Oxford University Press (OUP) attracted praise and criticism last week when the Twitter account for Oxford Dictionaries, which it runs, became involved in the Indian general election.
Rahul Gandhi, the leading opposition candidate to incumbent Prime Minister Naredra Modi, took to Twitter to suggest that his neologism had been added to the Oxford English Dictionary. In the screenshot posted by Gandhi, ‘Modilie’, a portmanteau of ‘Modi’ and ‘lie’, is defined as “to lie without respite.” Along with the screenshot, Gandhi wrote: “There’s a new word in the English Dictionary. Attached is a snapshot of the entry :)”
In response to the politician’s tweet, the official account for Oxford Dictionaries, which is maintained by OUP, replied: “We can confirm that the image showing the entry ‘Modilie’ is fake and does not exist in any of our Oxford Dictionaries.”
Twitter users replied to the tweet with some of them posting memes. One user responded to Gandhi’s tweet with a screenshot from Urban Dictionary with the entry ‘rahulled’, based on Gandhi, meaning “to talk irrelevant nonsense to questions asked by someone and thereby make a complete fool of oneself”.
Another joked: “Rahul can now lay undisputed claim to an Oxford education.” Users speculated about the reaction of Gandhi. One warned Oxford Dictionaries: “Now Rahul Gandhi and his cronies will call you a liar.”
Another predicted: “Now piddis will create new snapshot for “Oxfordilie””. Gandhi’s supports have been nicknamed ‘piddis’ since the politician claimed that his dog Piddi runs his Twitter account.
Gandhi coined the term ‘modilie’ after alleging that Modi interfered in a major arms deal with the French government, against the wishes of the Ministry of Defence. The allegations were later found to be unsupported by government documentation.
Gandhi was resoundingly defeated in the Indian general election on Thursday, with Hindu-nationalist Narendra Modi winning a second term as Prime Minister. He also lost his parliamentary seat in Amethi, which has long been a stronhold, described as the “family bastion seat.” He will continue to sit in parliament, however, representing his second seat.
Modi successfully compared his biography as the “son of a poor tea seller” with Gandhi’s upbringing as part of a political dynasty which continue to be common in India. Some of his party have argued Gandhi’s family history could be seen as an asset as he is likely to have “political experience.”

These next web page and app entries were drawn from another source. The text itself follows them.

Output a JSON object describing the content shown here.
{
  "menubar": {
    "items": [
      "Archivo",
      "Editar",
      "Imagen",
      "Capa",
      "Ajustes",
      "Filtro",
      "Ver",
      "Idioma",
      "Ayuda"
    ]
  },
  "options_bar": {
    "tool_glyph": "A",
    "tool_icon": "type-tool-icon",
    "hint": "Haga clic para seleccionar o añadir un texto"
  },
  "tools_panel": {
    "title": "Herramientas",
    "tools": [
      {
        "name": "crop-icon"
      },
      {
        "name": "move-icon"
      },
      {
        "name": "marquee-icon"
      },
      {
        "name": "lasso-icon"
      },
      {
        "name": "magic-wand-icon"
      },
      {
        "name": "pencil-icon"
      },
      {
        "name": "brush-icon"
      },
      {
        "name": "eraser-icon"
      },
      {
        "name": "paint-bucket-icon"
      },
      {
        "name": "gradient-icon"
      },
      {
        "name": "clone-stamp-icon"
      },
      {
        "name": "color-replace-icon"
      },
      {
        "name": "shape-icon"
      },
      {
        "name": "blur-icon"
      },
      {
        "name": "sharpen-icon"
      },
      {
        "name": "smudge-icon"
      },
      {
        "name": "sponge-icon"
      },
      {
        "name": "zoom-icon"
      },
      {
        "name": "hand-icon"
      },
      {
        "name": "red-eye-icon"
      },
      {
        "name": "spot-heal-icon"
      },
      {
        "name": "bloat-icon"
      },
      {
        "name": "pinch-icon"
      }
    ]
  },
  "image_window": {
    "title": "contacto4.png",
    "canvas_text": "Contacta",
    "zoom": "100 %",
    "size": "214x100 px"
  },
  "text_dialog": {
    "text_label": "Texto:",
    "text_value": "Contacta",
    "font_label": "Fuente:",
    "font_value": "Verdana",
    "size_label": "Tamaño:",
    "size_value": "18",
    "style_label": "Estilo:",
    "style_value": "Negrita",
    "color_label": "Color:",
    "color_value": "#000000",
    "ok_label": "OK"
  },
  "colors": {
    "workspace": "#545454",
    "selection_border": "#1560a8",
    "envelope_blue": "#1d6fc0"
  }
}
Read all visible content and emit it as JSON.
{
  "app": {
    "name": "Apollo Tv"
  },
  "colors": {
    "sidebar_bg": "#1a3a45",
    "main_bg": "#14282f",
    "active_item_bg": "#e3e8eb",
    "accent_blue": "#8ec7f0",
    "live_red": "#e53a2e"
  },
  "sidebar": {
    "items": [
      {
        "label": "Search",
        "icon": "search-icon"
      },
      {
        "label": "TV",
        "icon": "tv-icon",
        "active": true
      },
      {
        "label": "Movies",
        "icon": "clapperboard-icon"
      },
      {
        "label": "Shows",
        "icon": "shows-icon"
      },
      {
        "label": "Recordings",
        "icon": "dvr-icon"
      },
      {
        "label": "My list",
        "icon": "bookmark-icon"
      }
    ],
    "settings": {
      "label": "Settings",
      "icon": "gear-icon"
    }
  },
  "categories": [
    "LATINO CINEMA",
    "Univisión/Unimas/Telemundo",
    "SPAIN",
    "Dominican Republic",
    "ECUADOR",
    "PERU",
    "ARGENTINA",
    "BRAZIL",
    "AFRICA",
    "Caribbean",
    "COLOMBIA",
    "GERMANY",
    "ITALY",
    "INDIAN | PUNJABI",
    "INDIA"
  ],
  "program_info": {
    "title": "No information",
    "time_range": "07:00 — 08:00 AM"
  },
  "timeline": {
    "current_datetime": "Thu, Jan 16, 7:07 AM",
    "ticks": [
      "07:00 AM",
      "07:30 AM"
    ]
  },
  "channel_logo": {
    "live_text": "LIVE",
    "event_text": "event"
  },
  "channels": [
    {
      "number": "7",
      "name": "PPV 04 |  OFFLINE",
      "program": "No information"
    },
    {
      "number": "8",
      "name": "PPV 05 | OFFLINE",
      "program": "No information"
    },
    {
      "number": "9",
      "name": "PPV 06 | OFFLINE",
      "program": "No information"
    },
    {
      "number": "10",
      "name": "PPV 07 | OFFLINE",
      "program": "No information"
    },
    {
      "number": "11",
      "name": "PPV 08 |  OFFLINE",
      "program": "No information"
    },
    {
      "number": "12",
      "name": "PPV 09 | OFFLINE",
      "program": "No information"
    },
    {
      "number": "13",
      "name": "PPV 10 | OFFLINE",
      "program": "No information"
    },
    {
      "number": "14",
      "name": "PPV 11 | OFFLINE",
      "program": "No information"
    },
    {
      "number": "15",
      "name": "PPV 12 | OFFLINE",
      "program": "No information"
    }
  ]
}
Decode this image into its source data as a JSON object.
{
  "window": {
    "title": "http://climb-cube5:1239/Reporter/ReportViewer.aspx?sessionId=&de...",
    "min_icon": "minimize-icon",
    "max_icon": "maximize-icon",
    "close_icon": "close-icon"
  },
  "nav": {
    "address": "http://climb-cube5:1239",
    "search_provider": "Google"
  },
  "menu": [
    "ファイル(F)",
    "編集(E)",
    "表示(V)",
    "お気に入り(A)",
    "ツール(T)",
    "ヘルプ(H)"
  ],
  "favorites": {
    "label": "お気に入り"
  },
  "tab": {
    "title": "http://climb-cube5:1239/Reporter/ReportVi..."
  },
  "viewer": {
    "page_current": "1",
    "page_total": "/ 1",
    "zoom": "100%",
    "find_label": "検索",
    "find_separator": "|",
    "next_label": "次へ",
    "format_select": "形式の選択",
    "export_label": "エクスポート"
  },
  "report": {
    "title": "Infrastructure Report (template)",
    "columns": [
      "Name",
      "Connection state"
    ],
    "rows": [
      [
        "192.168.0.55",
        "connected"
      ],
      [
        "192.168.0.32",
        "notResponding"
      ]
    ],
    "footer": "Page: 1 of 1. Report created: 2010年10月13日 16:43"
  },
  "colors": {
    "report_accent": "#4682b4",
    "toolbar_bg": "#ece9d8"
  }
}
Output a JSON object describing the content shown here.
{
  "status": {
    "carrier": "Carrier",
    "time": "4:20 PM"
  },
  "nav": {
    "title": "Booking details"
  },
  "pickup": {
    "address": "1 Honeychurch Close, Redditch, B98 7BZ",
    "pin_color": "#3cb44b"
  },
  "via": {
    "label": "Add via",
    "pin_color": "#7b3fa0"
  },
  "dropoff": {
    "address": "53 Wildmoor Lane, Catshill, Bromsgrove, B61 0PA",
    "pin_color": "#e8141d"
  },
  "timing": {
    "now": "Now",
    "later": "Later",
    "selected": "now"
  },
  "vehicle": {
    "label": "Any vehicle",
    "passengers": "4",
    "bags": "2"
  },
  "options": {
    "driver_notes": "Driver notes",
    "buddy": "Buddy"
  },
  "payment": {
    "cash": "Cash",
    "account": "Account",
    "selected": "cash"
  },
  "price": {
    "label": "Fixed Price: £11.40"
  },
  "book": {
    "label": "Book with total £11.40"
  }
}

Oxford University Press declined to comment, but stood by the content of their tweet.